The Baltimore man survived, but some others who have tried taking photos of themselves in picturesque but dangerous locations haven't been so lucky.

A 2018 study by researchers associated with the All India Institute of Medical Sciences, a group of public medical colleges in New Delhi, found that more than 250 people worldwide had died while taking selfies over a six-year period.

Of the 259 deaths reported between October 2011 and November 2017, researchers found the leading cause to be drowning, followed by incidents involving transportation, for example, taking a selfie in front of an oncoming train, and falling from heights. Other causes of selfie-related deaths include animal attacks, firearm discharges and electrocutions.

"The selfie deaths have become a major public health problem," Agam Bansal, the study's lead author, told “The Washington Post” at the time.

A study published last year in the Journal of Travel Medicine estimated that 379 people had died while taking selfies from January 2008 to July 2021.

There are more recent examples of deaths linked to selfies. Richard Jacobson, a 21-year-old hiker in Arizona, fell to his death in January after he walked toward the edge of a cliff to take a selfie in the Superstition Mountains east of Phoenix. Police said an investigation into Jacobson's death showed no signs of drug use or foul play, and concluded that the death was "just a very tragic accident".

Cappelli and Lametta praised the volcano guides for quickly recognising that the American tourist was in danger of plummeting farther into Vesuvius's crater.

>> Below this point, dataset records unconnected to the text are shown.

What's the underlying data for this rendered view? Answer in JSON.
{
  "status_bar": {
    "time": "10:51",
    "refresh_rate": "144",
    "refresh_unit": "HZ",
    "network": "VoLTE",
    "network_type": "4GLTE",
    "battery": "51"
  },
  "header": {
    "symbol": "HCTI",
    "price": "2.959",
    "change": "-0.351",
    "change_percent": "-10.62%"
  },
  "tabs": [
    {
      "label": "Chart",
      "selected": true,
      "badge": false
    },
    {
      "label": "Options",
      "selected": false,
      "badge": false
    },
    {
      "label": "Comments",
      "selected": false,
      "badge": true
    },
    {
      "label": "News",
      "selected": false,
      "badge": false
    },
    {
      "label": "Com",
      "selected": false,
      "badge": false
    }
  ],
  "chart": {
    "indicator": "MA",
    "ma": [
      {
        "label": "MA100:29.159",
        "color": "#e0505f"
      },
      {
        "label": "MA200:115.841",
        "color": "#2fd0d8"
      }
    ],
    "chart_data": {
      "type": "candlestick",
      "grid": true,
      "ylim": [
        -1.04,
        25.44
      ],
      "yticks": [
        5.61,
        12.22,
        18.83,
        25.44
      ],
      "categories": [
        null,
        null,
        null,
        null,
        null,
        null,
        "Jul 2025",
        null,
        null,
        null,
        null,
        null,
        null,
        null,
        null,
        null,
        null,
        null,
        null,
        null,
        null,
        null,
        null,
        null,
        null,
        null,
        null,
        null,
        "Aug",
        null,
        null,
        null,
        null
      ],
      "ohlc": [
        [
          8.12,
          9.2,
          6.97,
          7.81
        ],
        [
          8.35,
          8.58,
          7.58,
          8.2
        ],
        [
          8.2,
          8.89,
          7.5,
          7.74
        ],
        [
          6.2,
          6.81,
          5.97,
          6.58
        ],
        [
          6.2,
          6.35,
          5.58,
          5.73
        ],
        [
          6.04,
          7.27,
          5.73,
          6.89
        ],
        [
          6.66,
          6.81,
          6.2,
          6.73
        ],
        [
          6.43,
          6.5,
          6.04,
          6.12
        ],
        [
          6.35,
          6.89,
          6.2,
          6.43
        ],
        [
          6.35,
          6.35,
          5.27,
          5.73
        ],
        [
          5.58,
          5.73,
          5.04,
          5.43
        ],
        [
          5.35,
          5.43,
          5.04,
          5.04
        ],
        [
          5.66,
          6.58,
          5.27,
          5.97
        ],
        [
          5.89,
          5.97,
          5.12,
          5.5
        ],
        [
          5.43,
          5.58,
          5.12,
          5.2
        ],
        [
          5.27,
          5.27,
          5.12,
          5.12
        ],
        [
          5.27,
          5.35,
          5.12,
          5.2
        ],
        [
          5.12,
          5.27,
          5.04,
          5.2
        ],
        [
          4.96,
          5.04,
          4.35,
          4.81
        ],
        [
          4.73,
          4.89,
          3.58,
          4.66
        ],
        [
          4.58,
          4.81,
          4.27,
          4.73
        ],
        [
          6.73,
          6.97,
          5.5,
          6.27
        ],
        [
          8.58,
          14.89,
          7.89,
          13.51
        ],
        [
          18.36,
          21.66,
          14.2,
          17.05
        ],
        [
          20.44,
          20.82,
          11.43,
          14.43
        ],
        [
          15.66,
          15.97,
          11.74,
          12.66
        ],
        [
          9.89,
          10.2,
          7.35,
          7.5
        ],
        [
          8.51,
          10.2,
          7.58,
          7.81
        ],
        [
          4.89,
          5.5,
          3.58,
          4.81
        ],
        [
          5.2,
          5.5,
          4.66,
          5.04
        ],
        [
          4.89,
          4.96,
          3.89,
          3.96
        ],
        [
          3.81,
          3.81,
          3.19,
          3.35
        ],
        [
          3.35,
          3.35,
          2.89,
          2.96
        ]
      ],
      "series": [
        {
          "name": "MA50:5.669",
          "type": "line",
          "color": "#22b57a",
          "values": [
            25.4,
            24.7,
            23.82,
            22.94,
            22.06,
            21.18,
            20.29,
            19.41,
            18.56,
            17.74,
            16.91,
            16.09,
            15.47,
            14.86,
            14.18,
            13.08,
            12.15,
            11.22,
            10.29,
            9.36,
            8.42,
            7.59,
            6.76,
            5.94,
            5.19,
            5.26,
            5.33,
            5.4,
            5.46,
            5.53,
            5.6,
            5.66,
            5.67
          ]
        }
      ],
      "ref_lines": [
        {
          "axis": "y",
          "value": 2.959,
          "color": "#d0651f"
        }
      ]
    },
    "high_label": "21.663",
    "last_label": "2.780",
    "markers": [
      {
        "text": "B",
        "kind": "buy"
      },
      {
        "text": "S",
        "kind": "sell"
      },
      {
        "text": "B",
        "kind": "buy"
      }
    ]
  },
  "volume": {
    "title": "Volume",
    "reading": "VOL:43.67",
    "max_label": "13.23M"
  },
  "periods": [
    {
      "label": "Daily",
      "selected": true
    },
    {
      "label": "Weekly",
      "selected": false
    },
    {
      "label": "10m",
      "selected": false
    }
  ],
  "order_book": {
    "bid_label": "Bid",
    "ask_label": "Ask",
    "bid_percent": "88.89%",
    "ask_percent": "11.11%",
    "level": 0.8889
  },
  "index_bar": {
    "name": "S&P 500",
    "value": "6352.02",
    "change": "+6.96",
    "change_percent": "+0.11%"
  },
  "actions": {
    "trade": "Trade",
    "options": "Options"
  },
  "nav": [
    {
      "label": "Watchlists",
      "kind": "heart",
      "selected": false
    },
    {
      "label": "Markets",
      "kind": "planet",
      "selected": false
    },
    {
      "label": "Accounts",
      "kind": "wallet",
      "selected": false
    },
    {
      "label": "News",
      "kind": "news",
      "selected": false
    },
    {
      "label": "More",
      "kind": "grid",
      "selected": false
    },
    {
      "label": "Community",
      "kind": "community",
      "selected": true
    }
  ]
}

"Having spoken directly with the rescuers, I can safely say that last Saturday on Vesuvius they saved a human life," Cappelli told Vesuvio Live, according to a translation.

The Washington Post's Allyson Chiu contributed to this report